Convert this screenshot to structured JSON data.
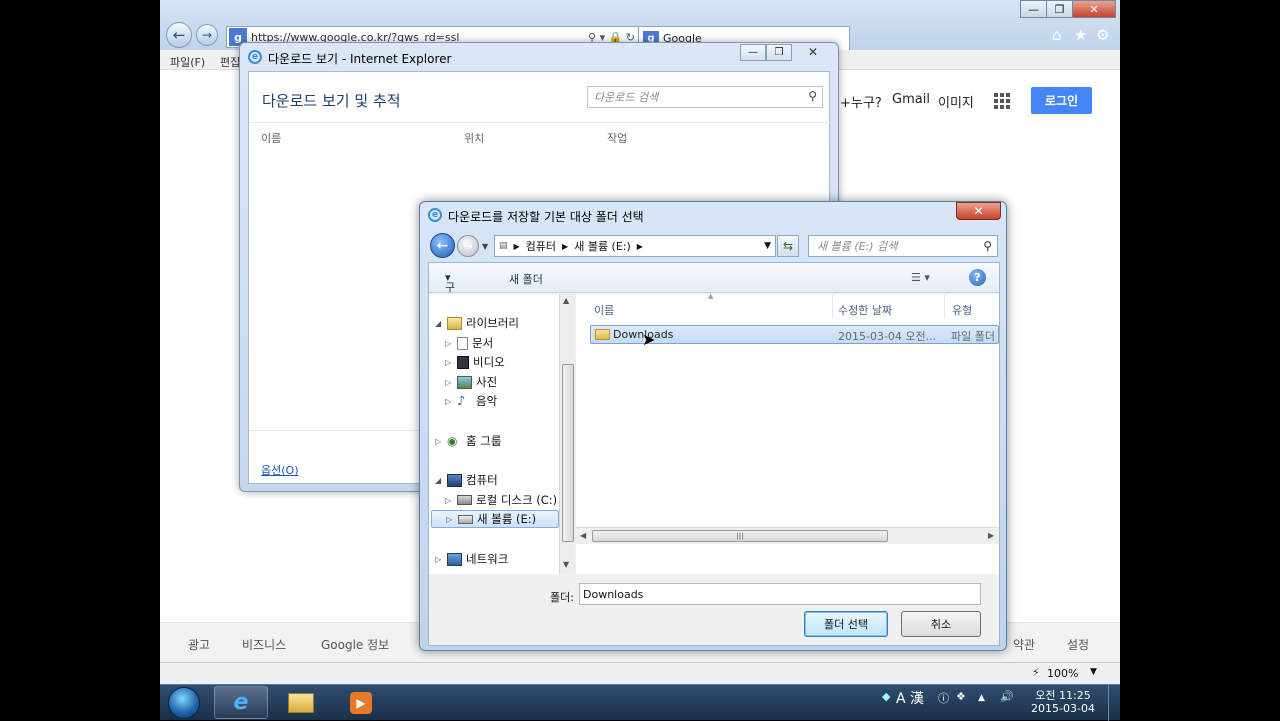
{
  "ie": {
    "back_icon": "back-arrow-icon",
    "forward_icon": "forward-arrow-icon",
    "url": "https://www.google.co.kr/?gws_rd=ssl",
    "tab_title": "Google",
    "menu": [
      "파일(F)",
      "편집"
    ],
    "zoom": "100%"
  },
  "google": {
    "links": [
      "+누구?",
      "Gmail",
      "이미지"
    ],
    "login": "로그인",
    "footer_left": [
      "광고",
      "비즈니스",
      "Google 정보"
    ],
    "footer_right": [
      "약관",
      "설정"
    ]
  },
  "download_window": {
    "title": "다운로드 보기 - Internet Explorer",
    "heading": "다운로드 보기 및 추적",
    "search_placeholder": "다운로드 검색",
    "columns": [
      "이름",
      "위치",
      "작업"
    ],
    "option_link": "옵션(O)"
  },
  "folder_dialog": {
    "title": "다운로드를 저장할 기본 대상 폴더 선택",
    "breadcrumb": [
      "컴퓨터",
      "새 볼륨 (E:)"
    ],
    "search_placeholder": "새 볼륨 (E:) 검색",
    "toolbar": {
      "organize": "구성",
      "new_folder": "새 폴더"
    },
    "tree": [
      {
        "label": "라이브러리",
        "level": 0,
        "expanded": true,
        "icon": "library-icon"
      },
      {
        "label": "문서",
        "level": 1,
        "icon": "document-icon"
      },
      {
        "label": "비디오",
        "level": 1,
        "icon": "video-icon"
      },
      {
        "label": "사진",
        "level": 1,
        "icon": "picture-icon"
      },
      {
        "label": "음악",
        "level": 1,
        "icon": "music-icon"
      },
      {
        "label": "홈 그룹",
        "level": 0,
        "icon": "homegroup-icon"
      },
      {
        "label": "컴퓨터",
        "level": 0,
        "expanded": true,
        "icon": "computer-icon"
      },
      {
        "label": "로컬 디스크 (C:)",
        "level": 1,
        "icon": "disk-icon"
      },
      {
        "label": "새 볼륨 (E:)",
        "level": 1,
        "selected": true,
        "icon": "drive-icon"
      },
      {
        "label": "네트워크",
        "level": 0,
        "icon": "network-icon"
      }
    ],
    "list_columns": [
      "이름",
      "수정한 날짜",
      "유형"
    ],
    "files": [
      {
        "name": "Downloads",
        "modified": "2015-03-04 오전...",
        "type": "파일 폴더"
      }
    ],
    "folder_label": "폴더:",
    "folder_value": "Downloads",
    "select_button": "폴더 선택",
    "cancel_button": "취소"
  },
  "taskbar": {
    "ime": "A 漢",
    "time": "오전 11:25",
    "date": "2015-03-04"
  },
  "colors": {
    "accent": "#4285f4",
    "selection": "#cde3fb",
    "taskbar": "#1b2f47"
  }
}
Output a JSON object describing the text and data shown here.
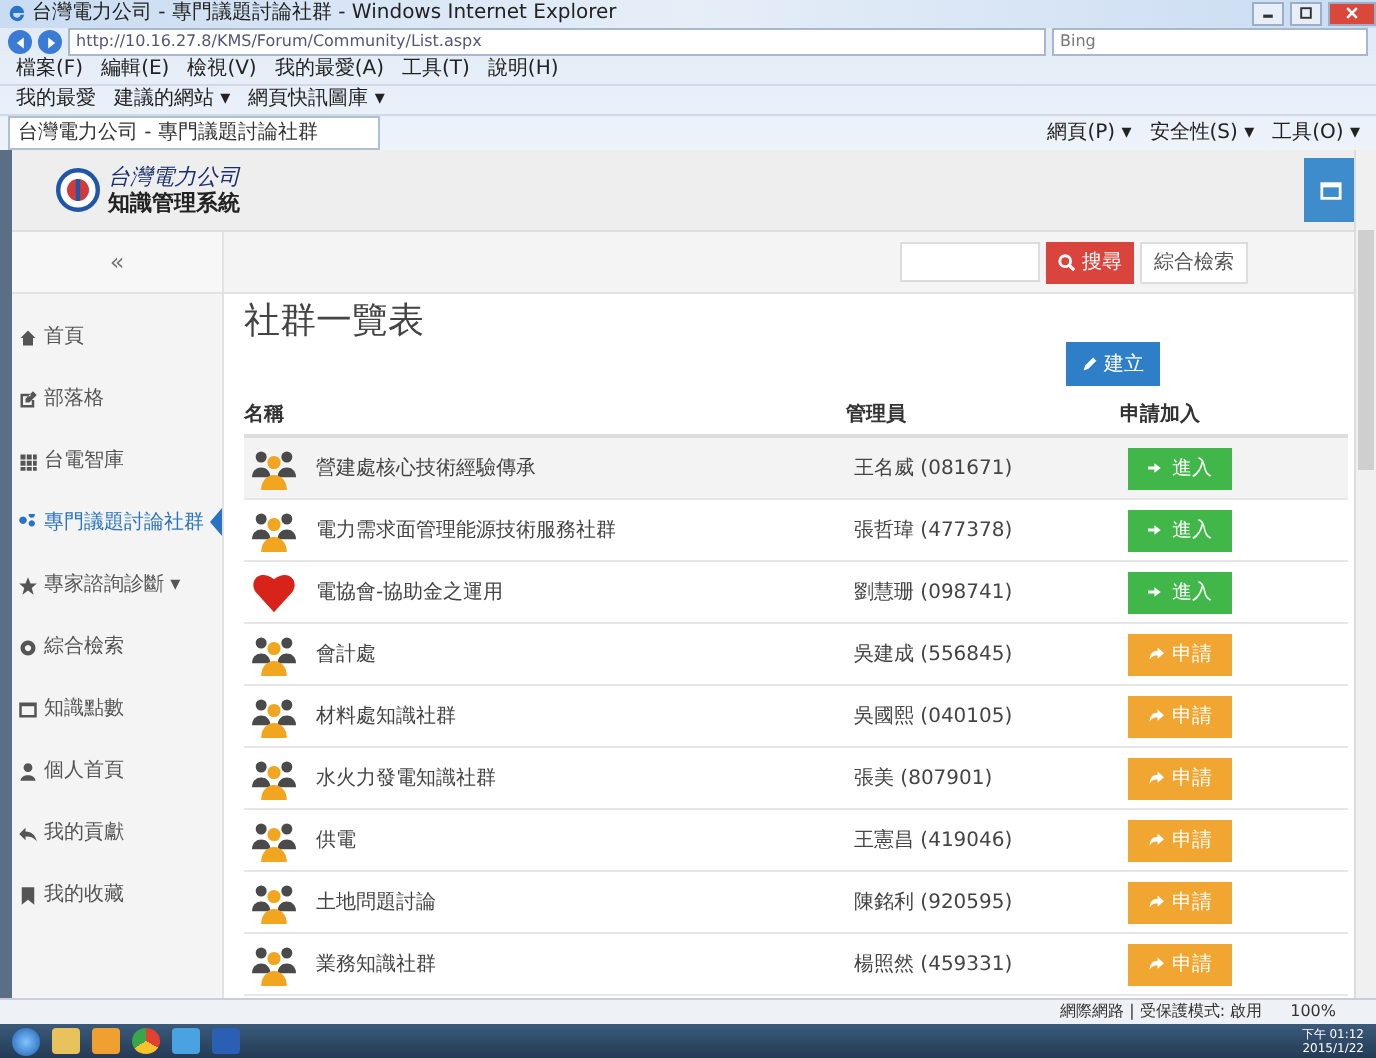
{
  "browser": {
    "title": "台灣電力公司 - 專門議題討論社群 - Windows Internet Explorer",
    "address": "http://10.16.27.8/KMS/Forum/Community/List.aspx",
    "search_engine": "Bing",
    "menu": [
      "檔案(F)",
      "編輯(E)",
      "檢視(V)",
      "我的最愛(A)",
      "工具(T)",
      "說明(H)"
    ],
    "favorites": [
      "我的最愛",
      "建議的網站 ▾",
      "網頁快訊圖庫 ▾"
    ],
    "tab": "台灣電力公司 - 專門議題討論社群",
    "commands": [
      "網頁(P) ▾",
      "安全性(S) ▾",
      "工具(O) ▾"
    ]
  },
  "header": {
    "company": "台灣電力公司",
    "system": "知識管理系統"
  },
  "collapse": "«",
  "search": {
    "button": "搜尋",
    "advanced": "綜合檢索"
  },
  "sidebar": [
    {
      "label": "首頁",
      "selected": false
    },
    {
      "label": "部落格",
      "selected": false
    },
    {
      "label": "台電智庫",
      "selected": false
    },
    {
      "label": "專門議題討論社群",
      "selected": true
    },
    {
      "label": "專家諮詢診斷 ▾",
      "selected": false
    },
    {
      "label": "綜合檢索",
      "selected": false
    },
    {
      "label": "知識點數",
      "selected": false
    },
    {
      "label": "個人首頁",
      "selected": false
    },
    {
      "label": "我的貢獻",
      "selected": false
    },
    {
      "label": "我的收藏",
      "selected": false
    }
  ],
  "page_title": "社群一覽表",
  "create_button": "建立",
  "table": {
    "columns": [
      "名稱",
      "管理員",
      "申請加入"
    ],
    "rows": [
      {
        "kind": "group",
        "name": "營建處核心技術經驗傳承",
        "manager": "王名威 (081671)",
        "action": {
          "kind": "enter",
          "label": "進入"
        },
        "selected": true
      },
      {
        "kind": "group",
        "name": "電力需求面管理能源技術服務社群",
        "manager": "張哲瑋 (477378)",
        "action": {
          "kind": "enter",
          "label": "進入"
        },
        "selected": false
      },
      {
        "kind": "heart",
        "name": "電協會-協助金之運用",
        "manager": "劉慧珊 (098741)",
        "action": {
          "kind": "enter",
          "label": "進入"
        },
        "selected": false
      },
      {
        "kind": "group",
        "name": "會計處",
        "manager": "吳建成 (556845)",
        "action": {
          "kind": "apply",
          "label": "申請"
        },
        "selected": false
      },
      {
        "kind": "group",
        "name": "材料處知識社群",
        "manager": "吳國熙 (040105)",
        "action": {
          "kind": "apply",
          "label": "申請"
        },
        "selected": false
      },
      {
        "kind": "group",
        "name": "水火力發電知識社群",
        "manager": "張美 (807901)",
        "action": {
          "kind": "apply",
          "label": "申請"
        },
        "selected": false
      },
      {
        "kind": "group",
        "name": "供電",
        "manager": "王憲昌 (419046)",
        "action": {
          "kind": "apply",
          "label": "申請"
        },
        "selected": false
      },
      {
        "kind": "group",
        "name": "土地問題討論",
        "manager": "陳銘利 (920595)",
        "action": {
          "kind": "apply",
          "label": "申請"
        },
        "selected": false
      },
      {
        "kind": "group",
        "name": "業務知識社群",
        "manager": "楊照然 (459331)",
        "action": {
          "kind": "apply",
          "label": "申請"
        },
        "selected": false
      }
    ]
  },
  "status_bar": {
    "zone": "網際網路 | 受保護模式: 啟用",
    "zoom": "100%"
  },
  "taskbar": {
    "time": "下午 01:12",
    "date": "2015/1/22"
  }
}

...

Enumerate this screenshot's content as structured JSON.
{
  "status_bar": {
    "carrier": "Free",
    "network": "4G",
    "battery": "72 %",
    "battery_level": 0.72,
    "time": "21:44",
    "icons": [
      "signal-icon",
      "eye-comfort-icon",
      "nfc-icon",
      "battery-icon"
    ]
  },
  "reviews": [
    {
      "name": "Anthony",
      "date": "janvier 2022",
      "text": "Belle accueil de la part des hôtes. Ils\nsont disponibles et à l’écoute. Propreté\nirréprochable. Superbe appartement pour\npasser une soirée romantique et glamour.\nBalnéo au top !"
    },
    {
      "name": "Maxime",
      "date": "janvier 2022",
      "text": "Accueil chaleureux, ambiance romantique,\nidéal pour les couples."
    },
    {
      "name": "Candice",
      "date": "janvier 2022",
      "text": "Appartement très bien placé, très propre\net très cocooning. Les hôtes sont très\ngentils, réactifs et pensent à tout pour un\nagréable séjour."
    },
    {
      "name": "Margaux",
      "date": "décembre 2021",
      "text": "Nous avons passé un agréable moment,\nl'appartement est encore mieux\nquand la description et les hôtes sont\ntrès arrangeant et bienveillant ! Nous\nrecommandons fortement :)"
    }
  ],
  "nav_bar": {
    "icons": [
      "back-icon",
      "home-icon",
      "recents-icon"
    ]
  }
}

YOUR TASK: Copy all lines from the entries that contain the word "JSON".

RESPONSE AREA:
Convert this screenshot to structured JSON data.
Output a JSON object describing the text and data shown here.
Enumerate this screenshot's content as structured JSON.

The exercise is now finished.